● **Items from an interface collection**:

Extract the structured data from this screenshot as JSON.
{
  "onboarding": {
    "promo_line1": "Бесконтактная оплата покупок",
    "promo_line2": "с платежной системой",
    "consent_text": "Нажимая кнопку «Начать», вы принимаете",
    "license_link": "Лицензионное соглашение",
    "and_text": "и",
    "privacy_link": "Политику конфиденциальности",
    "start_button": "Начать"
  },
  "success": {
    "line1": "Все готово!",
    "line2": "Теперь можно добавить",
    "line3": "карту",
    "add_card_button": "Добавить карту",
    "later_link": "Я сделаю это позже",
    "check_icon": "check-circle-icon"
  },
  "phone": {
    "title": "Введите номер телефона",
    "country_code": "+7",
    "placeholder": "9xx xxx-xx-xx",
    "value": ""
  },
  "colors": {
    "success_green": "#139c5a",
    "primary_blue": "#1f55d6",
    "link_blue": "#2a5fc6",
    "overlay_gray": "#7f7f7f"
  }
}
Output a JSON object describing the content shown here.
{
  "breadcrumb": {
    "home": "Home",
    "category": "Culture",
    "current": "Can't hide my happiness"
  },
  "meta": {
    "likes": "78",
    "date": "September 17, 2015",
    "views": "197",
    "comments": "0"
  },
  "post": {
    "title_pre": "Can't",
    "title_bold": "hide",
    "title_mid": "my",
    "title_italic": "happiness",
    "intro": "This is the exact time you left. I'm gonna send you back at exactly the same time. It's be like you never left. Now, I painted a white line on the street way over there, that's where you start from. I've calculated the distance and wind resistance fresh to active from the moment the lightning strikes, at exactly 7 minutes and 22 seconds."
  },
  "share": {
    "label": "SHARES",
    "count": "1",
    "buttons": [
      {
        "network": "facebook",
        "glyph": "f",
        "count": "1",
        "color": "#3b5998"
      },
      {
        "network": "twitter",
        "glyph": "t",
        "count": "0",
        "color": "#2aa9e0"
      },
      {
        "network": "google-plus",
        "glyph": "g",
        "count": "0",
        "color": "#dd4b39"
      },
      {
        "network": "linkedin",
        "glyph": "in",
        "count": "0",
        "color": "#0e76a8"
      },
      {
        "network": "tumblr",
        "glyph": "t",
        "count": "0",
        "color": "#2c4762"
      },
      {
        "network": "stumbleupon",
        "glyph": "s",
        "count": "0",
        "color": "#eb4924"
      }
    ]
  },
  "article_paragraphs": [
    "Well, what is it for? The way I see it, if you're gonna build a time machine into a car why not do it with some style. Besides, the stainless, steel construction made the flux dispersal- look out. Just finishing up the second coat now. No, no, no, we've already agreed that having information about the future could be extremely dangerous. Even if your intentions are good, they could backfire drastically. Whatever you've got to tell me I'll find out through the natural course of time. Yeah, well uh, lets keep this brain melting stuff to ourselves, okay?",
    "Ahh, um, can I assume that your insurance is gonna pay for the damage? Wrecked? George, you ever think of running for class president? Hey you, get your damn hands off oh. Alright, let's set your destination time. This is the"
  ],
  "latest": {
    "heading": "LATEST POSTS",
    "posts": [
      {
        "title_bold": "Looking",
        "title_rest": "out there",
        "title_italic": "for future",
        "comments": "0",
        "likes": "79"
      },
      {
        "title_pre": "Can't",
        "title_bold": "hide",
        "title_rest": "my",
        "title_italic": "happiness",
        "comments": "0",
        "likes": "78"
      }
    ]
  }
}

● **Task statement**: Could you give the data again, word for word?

● **Your solution**:
Extract the structured data from this screenshot as JSON.
{
  "onboarding": {
    "promo_line1": "Бесконтактная оплата покупок",
    "promo_line2": "с платежной системой",
    "consent_text": "Нажимая кнопку «Начать», вы принимаете",
    "license_link": "Лицензионное соглашение",
    "and_text": "и",
    "privacy_link": "Политику конфиденциальности",
    "start_button": "Начать"
  },
  "success": {
    "line1": "Все готово!",
    "line2": "Теперь можно добавить",
    "line3": "карту",
    "add_card_button": "Добавить карту",
    "later_link": "Я сделаю это позже",
    "check_icon": "check-circle-icon"
  },
  "phone": {
    "title": "Введите номер телефона",
    "country_code": "+7",
    "placeholder": "9xx xxx-xx-xx",
    "value": ""
  },
  "colors": {
    "success_green": "#139c5a",
    "primary_blue": "#1f55d6",
    "link_blue": "#2a5fc6",
    "overlay_gray": "#7f7f7f"
  }
}
Output a JSON object describing the content shown here.
{
  "breadcrumb": {
    "home": "Home",
    "category": "Culture",
    "current": "Can't hide my happiness"
  },
  "meta": {
    "likes": "78",
    "date": "September 17, 2015",
    "views": "197",
    "comments": "0"
  },
  "post": {
    "title_pre": "Can't",
    "title_bold": "hide",
    "title_mid": "my",
    "title_italic": "happiness",
    "intro": "This is the exact time you left. I'm gonna send you back at exactly the same time. It's be like you never left. Now, I painted a white line on the street way over there, that's where you start from. I've calculated the distance and wind resistance fresh to active from the moment the lightning strikes, at exactly 7 minutes and 22 seconds."
  },
  "share": {
    "label": "SHARES",
    "count": "1",
    "buttons": [
      {
        "network": "facebook",
        "glyph": "f",
        "count": "1",
        "color": "#3b5998"
      },
      {
        "network": "twitter",
        "glyph": "t",
        "count": "0",
        "color": "#2aa9e0"
      },
      {
        "network": "google-plus",
        "glyph": "g",
        "count": "0",
        "color": "#dd4b39"
      },
      {
        "network": "linkedin",
        "glyph": "in",
        "count": "0",
        "color": "#0e76a8"
      },
      {
        "network": "tumblr",
        "glyph": "t",
        "count": "0",
        "color": "#2c4762"
      },
      {
        "network": "stumbleupon",
        "glyph": "s",
        "count": "0",
        "color": "#eb4924"
      }
    ]
  },
  "article_paragraphs": [
    "Well, what is it for? The way I see it, if you're gonna build a time machine into a car why not do it with some style. Besides, the stainless, steel construction made the flux dispersal- look out. Just finishing up the second coat now. No, no, no, we've already agreed that having information about the future could be extremely dangerous. Even if your intentions are good, they could backfire drastically. Whatever you've got to tell me I'll find out through the natural course of time. Yeah, well uh, lets keep this brain melting stuff to ourselves, okay?",
    "Ahh, um, can I assume that your insurance is gonna pay for the damage? Wrecked? George, you ever think of running for class president? Hey you, get your damn hands off oh. Alright, let's set your destination time. This is the"
  ],
  "latest": {
    "heading": "LATEST POSTS",
    "posts": [
      {
        "title_bold": "Looking",
        "title_rest": "out there",
        "title_italic": "for future",
        "comments": "0",
        "likes": "79"
      },
      {
        "title_pre": "Can't",
        "title_bold": "hide",
        "title_rest": "my",
        "title_italic": "happiness",
        "comments": "0",
        "likes": "78"
      }
    ]
  }
}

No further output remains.